Task prompt
Go through the records below and report each line with "count" in it.

START Material provided

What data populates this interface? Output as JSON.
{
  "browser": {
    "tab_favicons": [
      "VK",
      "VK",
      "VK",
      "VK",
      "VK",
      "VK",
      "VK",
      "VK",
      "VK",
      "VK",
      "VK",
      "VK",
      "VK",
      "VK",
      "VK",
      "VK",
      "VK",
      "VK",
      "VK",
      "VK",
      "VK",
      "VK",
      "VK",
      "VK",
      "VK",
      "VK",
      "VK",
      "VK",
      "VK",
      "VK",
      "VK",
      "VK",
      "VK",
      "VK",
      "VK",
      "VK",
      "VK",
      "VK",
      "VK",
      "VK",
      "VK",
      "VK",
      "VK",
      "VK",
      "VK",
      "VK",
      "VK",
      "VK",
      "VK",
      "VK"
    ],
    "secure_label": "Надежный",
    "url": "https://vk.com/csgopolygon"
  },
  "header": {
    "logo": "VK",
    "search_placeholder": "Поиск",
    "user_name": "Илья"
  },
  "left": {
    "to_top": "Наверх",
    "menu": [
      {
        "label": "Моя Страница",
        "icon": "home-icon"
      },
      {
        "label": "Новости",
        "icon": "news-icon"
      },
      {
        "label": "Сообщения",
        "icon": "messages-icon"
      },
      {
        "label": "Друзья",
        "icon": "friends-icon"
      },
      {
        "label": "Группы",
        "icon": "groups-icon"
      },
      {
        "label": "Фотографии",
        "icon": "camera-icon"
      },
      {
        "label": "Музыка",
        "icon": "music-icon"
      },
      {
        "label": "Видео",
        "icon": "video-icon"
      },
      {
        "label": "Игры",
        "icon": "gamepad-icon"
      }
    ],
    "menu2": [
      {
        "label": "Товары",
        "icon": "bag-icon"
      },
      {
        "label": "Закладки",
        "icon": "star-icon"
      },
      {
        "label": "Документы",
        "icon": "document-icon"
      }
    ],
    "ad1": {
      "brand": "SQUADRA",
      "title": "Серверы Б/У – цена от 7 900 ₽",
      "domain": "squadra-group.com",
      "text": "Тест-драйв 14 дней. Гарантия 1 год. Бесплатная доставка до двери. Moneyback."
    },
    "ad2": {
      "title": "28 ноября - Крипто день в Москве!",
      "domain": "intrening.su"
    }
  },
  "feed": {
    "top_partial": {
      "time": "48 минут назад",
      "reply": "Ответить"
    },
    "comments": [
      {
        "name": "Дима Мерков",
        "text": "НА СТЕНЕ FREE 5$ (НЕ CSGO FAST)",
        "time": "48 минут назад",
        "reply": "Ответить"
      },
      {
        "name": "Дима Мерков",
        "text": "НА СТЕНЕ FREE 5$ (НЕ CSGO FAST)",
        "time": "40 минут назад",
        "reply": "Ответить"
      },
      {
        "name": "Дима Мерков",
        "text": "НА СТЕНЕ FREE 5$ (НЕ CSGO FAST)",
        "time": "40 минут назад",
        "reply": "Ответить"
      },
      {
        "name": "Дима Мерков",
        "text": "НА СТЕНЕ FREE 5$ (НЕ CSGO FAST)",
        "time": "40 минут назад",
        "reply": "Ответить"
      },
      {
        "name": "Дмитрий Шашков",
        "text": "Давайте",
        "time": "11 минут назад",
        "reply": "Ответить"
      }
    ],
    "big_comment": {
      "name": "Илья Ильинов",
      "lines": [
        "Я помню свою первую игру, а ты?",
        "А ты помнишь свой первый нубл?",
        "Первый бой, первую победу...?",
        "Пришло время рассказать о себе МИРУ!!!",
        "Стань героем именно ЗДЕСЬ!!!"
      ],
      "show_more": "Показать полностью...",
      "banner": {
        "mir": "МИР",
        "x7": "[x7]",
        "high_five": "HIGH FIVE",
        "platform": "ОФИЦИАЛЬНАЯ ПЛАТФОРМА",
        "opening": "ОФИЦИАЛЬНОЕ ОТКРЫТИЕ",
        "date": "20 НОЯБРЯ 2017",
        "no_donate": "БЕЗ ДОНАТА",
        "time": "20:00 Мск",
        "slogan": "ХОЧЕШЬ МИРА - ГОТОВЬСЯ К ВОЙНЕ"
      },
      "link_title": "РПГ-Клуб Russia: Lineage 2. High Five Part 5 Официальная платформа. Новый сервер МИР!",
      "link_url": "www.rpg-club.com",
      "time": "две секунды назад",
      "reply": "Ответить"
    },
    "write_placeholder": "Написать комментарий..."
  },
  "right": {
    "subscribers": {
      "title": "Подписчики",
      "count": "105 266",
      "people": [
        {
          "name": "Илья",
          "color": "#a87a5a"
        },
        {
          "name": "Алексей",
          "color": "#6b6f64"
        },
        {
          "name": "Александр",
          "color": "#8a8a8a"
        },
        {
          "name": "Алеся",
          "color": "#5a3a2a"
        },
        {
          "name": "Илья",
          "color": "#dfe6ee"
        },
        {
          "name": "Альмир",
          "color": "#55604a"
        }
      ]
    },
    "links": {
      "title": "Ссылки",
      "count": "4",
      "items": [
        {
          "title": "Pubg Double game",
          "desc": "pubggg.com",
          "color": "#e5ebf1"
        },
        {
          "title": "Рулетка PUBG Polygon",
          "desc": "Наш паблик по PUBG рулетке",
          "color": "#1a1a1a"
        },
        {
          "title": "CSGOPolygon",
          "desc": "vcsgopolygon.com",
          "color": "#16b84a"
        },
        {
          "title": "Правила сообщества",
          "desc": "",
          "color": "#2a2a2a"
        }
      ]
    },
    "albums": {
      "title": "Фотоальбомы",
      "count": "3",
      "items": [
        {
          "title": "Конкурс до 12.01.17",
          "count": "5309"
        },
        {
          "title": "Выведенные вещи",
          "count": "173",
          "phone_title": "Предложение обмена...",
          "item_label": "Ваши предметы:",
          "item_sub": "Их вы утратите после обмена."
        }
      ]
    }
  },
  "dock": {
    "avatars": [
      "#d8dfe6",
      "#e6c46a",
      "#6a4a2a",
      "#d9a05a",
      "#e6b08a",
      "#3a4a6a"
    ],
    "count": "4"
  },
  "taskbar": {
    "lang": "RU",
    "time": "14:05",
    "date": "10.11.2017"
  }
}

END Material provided

Your solution
      "count": "105 266",
      "count": "4",
      "count": "3",
          "count": "5309"
          "count": "173",
    "count": "4"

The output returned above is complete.